[[ AVAILABLE DATA, beginning ]]
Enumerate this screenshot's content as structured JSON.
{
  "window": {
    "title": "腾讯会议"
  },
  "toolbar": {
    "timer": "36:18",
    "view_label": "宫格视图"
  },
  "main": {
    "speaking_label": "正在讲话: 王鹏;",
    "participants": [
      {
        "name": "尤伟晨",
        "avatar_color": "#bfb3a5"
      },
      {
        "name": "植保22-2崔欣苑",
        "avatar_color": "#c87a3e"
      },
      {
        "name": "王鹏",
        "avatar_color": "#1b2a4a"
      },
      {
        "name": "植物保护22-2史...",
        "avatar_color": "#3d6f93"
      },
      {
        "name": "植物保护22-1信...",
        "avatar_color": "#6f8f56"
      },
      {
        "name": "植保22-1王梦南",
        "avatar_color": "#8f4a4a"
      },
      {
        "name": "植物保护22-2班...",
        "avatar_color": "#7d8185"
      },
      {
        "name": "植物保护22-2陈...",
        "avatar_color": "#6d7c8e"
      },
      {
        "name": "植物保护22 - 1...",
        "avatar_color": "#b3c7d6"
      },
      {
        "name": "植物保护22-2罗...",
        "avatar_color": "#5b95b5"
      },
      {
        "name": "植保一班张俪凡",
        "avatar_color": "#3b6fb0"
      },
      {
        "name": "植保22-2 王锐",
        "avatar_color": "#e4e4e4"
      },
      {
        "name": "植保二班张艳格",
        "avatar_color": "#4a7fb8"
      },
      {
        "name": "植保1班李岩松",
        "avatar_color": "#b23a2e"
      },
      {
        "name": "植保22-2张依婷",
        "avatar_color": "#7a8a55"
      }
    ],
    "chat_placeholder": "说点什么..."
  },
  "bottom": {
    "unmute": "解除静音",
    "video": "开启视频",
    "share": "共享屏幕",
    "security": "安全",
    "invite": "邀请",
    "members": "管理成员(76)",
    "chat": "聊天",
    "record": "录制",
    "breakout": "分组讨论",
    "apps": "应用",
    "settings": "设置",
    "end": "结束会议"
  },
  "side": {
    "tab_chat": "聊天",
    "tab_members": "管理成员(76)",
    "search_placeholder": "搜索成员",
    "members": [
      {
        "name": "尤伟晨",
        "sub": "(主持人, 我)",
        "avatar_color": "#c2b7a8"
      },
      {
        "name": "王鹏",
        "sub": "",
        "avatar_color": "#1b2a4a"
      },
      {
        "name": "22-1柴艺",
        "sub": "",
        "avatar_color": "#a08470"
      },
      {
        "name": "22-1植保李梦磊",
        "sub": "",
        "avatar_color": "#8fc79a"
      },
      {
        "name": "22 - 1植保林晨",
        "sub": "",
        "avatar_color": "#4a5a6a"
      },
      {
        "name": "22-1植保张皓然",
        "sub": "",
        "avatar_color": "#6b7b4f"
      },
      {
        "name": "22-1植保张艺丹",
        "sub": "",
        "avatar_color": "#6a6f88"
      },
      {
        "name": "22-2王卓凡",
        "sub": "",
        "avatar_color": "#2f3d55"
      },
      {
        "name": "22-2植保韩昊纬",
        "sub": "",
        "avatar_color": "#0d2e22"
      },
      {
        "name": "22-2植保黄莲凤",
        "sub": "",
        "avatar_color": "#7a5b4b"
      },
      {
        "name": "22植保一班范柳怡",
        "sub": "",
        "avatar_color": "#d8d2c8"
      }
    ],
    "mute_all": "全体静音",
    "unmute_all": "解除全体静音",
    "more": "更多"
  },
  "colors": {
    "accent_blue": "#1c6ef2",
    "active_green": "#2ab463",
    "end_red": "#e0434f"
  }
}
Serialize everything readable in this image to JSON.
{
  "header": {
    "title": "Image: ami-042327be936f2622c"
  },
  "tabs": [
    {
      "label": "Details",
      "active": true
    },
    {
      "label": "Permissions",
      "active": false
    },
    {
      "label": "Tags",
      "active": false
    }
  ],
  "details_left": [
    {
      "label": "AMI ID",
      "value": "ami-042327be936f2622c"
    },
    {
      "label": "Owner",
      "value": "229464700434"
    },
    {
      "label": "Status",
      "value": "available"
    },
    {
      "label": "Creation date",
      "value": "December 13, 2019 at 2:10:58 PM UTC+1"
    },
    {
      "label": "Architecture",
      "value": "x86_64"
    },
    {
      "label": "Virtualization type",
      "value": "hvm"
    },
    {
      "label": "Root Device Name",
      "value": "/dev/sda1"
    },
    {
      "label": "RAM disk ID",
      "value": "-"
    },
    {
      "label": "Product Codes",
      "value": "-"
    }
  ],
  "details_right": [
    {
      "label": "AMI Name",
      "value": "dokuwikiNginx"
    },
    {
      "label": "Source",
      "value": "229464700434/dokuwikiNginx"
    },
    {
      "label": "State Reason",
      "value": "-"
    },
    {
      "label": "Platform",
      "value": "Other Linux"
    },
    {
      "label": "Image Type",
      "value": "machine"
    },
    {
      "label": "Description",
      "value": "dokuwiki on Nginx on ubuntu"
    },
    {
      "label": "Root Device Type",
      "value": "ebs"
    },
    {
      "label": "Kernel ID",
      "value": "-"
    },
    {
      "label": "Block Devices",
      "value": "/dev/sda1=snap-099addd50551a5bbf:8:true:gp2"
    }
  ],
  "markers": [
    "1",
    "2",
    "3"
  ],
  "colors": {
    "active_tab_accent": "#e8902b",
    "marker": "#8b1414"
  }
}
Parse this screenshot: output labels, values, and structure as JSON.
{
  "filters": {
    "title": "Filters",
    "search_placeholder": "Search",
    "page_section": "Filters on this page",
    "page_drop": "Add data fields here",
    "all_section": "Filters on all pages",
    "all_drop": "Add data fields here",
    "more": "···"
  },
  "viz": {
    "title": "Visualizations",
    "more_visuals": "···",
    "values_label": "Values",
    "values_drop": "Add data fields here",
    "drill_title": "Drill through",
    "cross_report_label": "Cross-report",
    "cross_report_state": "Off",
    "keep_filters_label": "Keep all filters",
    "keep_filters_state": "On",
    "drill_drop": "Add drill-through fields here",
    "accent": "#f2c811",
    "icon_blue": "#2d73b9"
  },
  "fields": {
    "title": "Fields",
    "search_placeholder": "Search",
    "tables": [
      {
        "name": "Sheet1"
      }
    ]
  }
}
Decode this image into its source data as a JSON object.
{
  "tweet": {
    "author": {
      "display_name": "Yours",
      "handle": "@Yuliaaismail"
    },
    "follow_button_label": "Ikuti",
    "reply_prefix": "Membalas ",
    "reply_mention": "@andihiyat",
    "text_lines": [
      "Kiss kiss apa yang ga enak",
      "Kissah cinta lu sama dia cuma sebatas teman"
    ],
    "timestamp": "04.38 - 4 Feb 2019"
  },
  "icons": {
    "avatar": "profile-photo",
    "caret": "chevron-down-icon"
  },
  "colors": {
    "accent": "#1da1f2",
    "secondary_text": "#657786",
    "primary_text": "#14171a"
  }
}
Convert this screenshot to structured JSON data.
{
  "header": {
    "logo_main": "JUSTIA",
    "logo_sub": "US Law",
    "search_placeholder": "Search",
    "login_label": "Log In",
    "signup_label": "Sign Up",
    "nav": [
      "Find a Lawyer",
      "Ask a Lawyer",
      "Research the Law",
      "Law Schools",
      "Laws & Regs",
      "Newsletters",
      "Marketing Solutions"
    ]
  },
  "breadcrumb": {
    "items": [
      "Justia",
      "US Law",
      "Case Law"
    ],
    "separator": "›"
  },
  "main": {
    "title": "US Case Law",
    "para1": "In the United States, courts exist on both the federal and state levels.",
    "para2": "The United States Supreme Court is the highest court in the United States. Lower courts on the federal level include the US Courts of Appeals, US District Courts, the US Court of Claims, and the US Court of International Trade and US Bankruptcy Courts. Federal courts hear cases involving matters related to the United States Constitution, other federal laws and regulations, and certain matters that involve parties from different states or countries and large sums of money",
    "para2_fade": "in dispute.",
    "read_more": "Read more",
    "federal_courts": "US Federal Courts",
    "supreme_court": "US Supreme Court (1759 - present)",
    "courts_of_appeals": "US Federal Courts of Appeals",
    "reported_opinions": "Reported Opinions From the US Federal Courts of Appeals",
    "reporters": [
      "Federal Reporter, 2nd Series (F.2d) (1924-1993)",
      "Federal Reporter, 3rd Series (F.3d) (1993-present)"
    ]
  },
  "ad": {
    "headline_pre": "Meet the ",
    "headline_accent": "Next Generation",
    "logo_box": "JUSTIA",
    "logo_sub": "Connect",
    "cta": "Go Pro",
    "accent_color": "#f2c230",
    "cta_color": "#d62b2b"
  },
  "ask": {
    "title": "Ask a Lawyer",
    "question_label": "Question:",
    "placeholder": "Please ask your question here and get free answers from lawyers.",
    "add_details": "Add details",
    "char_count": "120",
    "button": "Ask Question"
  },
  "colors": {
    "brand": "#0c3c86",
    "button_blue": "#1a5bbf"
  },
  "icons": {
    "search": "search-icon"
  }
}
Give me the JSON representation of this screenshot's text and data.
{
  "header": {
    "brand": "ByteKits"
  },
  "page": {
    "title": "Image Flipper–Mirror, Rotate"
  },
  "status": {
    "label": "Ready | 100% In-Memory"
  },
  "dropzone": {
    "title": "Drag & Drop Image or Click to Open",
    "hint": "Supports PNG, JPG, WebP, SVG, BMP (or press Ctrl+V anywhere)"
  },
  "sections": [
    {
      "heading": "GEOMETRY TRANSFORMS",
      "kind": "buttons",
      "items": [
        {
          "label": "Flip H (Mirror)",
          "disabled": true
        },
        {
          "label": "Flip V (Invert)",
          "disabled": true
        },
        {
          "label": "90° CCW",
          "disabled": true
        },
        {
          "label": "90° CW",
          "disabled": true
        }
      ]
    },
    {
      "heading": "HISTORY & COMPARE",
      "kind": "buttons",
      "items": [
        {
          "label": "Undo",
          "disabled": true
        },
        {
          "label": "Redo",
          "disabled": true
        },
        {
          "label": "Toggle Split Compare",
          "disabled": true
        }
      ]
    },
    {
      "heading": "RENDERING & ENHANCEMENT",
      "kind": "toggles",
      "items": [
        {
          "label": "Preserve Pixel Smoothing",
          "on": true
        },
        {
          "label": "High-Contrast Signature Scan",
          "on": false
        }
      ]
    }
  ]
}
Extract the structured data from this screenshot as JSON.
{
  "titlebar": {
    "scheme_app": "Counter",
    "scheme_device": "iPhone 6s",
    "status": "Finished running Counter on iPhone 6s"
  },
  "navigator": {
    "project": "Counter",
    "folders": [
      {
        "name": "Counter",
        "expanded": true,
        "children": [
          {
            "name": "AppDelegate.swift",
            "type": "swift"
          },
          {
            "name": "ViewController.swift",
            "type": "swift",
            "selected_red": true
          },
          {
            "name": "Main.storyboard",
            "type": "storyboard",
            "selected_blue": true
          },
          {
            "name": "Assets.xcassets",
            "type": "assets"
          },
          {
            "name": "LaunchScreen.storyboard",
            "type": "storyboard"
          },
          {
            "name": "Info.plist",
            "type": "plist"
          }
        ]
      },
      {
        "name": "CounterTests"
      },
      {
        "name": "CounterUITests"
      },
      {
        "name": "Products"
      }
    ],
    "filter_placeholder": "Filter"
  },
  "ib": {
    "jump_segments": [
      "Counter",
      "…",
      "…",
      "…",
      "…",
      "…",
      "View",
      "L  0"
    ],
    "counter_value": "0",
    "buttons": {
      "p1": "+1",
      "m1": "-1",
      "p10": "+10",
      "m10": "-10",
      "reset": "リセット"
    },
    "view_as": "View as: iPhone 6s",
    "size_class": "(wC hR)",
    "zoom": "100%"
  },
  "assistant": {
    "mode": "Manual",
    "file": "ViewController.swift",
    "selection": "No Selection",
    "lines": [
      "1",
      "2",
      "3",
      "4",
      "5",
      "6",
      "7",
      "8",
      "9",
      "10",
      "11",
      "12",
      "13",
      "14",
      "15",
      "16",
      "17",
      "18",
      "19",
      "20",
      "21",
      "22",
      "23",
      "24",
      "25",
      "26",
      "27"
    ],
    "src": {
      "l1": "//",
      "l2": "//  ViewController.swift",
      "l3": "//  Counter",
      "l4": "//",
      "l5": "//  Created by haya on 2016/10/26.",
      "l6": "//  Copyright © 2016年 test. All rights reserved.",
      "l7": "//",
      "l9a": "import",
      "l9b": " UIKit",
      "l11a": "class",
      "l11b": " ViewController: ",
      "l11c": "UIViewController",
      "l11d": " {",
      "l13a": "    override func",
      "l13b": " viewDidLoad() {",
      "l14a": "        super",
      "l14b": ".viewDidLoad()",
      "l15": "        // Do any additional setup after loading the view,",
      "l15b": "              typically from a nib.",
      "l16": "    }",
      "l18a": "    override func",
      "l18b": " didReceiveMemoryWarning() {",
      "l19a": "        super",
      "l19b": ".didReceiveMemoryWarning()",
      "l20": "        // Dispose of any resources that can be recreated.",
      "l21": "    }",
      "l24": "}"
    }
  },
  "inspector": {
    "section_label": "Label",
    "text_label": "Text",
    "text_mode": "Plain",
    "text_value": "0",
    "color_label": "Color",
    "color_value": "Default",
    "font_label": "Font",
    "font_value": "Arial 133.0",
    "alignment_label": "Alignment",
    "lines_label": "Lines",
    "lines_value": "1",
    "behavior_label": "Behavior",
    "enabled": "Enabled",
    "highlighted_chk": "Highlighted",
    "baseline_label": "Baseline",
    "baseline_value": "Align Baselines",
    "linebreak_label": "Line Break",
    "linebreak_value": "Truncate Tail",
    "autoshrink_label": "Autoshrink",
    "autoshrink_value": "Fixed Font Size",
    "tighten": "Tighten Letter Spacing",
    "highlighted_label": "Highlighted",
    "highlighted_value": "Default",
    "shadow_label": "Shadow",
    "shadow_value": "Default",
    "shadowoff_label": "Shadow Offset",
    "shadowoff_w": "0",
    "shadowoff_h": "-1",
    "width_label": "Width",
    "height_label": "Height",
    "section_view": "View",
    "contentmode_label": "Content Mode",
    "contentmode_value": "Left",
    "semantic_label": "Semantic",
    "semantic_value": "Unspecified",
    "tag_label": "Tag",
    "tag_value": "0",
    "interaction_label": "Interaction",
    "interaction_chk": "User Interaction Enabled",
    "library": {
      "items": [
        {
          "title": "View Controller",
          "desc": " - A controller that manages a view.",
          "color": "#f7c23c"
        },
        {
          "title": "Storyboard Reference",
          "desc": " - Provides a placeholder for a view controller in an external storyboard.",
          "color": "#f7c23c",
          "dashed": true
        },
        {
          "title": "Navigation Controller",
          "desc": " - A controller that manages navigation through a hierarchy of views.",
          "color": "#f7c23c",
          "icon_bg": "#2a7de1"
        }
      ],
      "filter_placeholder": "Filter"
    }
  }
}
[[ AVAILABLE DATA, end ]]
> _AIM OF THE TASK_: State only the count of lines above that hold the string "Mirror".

> _FINISHED TASK_: 2